**WORK INSTRUCTIONS:**
The entries must be set down again word for word; no pictures belong in the copy.

(Source records)
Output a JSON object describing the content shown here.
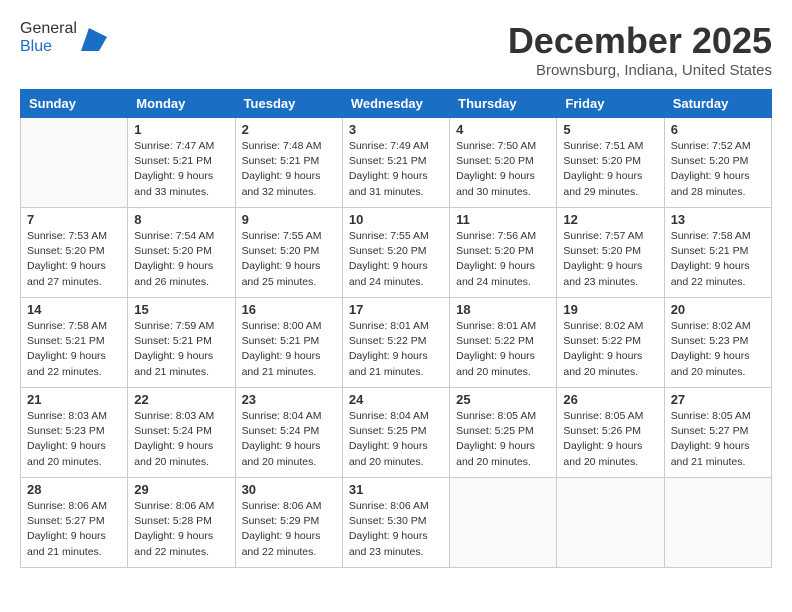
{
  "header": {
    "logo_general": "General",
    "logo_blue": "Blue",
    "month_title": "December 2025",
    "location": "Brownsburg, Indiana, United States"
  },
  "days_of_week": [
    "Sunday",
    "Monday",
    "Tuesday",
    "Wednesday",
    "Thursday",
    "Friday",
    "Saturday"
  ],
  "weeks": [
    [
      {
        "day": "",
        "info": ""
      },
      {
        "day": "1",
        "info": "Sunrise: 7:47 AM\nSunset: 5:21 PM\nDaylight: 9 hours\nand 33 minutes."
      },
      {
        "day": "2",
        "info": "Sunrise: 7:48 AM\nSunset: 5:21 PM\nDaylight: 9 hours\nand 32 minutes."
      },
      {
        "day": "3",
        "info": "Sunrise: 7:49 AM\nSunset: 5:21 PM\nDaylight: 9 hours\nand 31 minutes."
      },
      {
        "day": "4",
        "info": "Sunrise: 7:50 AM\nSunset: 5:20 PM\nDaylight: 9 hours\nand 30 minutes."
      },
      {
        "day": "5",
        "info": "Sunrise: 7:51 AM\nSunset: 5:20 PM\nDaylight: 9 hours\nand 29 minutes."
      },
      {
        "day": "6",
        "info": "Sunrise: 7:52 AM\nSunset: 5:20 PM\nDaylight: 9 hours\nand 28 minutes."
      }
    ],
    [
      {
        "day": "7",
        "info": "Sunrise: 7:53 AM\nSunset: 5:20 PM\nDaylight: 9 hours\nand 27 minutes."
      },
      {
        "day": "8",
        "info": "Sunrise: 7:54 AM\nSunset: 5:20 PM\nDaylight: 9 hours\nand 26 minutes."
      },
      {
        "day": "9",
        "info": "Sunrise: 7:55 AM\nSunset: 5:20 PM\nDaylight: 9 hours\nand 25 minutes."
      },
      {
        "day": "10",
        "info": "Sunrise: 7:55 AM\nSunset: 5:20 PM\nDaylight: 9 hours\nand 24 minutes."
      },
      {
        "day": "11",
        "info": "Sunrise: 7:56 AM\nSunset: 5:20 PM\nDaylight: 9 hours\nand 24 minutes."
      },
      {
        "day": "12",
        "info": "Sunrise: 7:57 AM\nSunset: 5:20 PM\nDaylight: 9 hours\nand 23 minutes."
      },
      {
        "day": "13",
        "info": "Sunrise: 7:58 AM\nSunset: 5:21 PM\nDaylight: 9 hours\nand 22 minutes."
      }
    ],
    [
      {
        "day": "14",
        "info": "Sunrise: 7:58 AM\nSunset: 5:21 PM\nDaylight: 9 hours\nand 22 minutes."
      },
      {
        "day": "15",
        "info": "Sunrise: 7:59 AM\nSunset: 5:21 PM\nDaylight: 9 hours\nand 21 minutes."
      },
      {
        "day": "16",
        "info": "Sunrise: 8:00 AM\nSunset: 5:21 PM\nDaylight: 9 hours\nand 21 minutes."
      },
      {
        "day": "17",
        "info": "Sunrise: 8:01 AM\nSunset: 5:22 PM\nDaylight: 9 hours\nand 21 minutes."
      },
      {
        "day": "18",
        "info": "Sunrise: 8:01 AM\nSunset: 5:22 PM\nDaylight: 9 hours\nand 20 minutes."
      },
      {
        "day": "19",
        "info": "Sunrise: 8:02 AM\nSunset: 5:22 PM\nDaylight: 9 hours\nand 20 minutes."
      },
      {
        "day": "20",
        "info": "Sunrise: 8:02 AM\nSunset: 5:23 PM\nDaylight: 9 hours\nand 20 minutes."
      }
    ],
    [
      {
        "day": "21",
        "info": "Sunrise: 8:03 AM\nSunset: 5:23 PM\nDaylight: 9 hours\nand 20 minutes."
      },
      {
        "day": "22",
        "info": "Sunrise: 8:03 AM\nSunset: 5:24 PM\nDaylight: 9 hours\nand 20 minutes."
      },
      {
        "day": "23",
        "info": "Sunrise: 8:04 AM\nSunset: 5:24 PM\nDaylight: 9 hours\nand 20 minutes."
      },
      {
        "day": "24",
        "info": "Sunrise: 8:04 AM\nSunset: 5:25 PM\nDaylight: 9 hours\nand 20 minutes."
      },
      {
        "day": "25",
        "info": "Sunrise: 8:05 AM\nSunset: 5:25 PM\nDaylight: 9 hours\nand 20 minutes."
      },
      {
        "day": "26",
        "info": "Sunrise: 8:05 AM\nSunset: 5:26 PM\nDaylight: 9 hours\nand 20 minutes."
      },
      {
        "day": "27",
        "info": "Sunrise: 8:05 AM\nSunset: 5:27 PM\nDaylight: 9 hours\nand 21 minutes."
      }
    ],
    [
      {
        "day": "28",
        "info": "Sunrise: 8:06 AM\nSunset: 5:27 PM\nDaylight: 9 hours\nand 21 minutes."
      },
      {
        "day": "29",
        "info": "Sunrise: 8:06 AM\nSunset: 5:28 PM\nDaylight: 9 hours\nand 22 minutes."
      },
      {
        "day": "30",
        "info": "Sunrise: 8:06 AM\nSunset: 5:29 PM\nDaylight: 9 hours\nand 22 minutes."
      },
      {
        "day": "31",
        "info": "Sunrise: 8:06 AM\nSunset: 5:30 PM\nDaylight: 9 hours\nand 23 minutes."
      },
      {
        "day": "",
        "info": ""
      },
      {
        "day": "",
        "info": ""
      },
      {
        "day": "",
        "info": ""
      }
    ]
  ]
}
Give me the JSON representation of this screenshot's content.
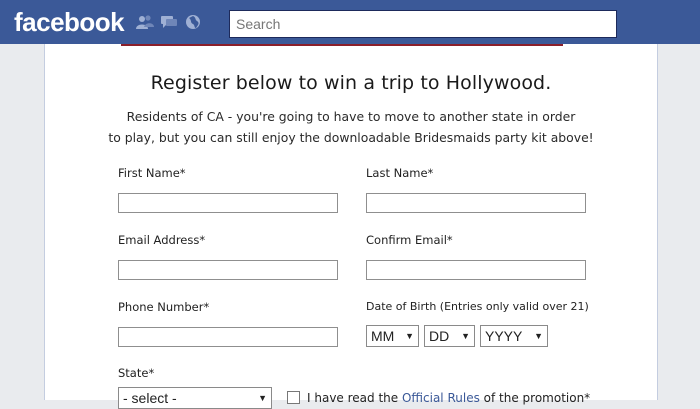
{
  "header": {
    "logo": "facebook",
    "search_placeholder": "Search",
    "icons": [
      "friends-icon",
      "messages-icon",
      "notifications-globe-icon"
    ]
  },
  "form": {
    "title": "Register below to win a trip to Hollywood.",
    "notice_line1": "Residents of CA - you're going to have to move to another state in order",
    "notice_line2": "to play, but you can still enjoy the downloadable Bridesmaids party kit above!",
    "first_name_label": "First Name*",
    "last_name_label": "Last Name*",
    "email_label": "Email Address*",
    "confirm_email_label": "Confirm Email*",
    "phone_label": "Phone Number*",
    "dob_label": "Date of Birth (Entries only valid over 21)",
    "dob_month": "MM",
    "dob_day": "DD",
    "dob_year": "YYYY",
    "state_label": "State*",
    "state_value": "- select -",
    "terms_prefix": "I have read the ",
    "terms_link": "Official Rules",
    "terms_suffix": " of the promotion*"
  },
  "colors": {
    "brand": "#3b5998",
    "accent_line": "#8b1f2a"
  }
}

**SOLVED EXERCISE:**
Output a JSON object describing the content shown here.
{
  "header": {
    "logo_general": "General",
    "logo_blue": "Blue",
    "month_title": "December 2025",
    "location": "Brownsburg, Indiana, United States"
  },
  "days_of_week": [
    "Sunday",
    "Monday",
    "Tuesday",
    "Wednesday",
    "Thursday",
    "Friday",
    "Saturday"
  ],
  "weeks": [
    [
      {
        "day": "",
        "info": ""
      },
      {
        "day": "1",
        "info": "Sunrise: 7:47 AM\nSunset: 5:21 PM\nDaylight: 9 hours\nand 33 minutes."
      },
      {
        "day": "2",
        "info": "Sunrise: 7:48 AM\nSunset: 5:21 PM\nDaylight: 9 hours\nand 32 minutes."
      },
      {
        "day": "3",
        "info": "Sunrise: 7:49 AM\nSunset: 5:21 PM\nDaylight: 9 hours\nand 31 minutes."
      },
      {
        "day": "4",
        "info": "Sunrise: 7:50 AM\nSunset: 5:20 PM\nDaylight: 9 hours\nand 30 minutes."
      },
      {
        "day": "5",
        "info": "Sunrise: 7:51 AM\nSunset: 5:20 PM\nDaylight: 9 hours\nand 29 minutes."
      },
      {
        "day": "6",
        "info": "Sunrise: 7:52 AM\nSunset: 5:20 PM\nDaylight: 9 hours\nand 28 minutes."
      }
    ],
    [
      {
        "day": "7",
        "info": "Sunrise: 7:53 AM\nSunset: 5:20 PM\nDaylight: 9 hours\nand 27 minutes."
      },
      {
        "day": "8",
        "info": "Sunrise: 7:54 AM\nSunset: 5:20 PM\nDaylight: 9 hours\nand 26 minutes."
      },
      {
        "day": "9",
        "info": "Sunrise: 7:55 AM\nSunset: 5:20 PM\nDaylight: 9 hours\nand 25 minutes."
      },
      {
        "day": "10",
        "info": "Sunrise: 7:55 AM\nSunset: 5:20 PM\nDaylight: 9 hours\nand 24 minutes."
      },
      {
        "day": "11",
        "info": "Sunrise: 7:56 AM\nSunset: 5:20 PM\nDaylight: 9 hours\nand 24 minutes."
      },
      {
        "day": "12",
        "info": "Sunrise: 7:57 AM\nSunset: 5:20 PM\nDaylight: 9 hours\nand 23 minutes."
      },
      {
        "day": "13",
        "info": "Sunrise: 7:58 AM\nSunset: 5:21 PM\nDaylight: 9 hours\nand 22 minutes."
      }
    ],
    [
      {
        "day": "14",
        "info": "Sunrise: 7:58 AM\nSunset: 5:21 PM\nDaylight: 9 hours\nand 22 minutes."
      },
      {
        "day": "15",
        "info": "Sunrise: 7:59 AM\nSunset: 5:21 PM\nDaylight: 9 hours\nand 21 minutes."
      },
      {
        "day": "16",
        "info": "Sunrise: 8:00 AM\nSunset: 5:21 PM\nDaylight: 9 hours\nand 21 minutes."
      },
      {
        "day": "17",
        "info": "Sunrise: 8:01 AM\nSunset: 5:22 PM\nDaylight: 9 hours\nand 21 minutes."
      },
      {
        "day": "18",
        "info": "Sunrise: 8:01 AM\nSunset: 5:22 PM\nDaylight: 9 hours\nand 20 minutes."
      },
      {
        "day": "19",
        "info": "Sunrise: 8:02 AM\nSunset: 5:22 PM\nDaylight: 9 hours\nand 20 minutes."
      },
      {
        "day": "20",
        "info": "Sunrise: 8:02 AM\nSunset: 5:23 PM\nDaylight: 9 hours\nand 20 minutes."
      }
    ],
    [
      {
        "day": "21",
        "info": "Sunrise: 8:03 AM\nSunset: 5:23 PM\nDaylight: 9 hours\nand 20 minutes."
      },
      {
        "day": "22",
        "info": "Sunrise: 8:03 AM\nSunset: 5:24 PM\nDaylight: 9 hours\nand 20 minutes."
      },
      {
        "day": "23",
        "info": "Sunrise: 8:04 AM\nSunset: 5:24 PM\nDaylight: 9 hours\nand 20 minutes."
      },
      {
        "day": "24",
        "info": "Sunrise: 8:04 AM\nSunset: 5:25 PM\nDaylight: 9 hours\nand 20 minutes."
      },
      {
        "day": "25",
        "info": "Sunrise: 8:05 AM\nSunset: 5:25 PM\nDaylight: 9 hours\nand 20 minutes."
      },
      {
        "day": "26",
        "info": "Sunrise: 8:05 AM\nSunset: 5:26 PM\nDaylight: 9 hours\nand 20 minutes."
      },
      {
        "day": "27",
        "info": "Sunrise: 8:05 AM\nSunset: 5:27 PM\nDaylight: 9 hours\nand 21 minutes."
      }
    ],
    [
      {
        "day": "28",
        "info": "Sunrise: 8:06 AM\nSunset: 5:27 PM\nDaylight: 9 hours\nand 21 minutes."
      },
      {
        "day": "29",
        "info": "Sunrise: 8:06 AM\nSunset: 5:28 PM\nDaylight: 9 hours\nand 22 minutes."
      },
      {
        "day": "30",
        "info": "Sunrise: 8:06 AM\nSunset: 5:29 PM\nDaylight: 9 hours\nand 22 minutes."
      },
      {
        "day": "31",
        "info": "Sunrise: 8:06 AM\nSunset: 5:30 PM\nDaylight: 9 hours\nand 23 minutes."
      },
      {
        "day": "",
        "info": ""
      },
      {
        "day": "",
        "info": ""
      },
      {
        "day": "",
        "info": ""
      }
    ]
  ]
}
Give me the JSON representation of this screenshot's content.
{
  "header": {
    "logo": "facebook",
    "search_placeholder": "Search",
    "icons": [
      "friends-icon",
      "messages-icon",
      "notifications-globe-icon"
    ]
  },
  "form": {
    "title": "Register below to win a trip to Hollywood.",
    "notice_line1": "Residents of CA - you're going to have to move to another state in order",
    "notice_line2": "to play, but you can still enjoy the downloadable Bridesmaids party kit above!",
    "first_name_label": "First Name*",
    "last_name_label": "Last Name*",
    "email_label": "Email Address*",
    "confirm_email_label": "Confirm Email*",
    "phone_label": "Phone Number*",
    "dob_label": "Date of Birth (Entries only valid over 21)",
    "dob_month": "MM",
    "dob_day": "DD",
    "dob_year": "YYYY",
    "state_label": "State*",
    "state_value": "- select -",
    "terms_prefix": "I have read the ",
    "terms_link": "Official Rules",
    "terms_suffix": " of the promotion*"
  },
  "colors": {
    "brand": "#3b5998",
    "accent_line": "#8b1f2a"
  }
}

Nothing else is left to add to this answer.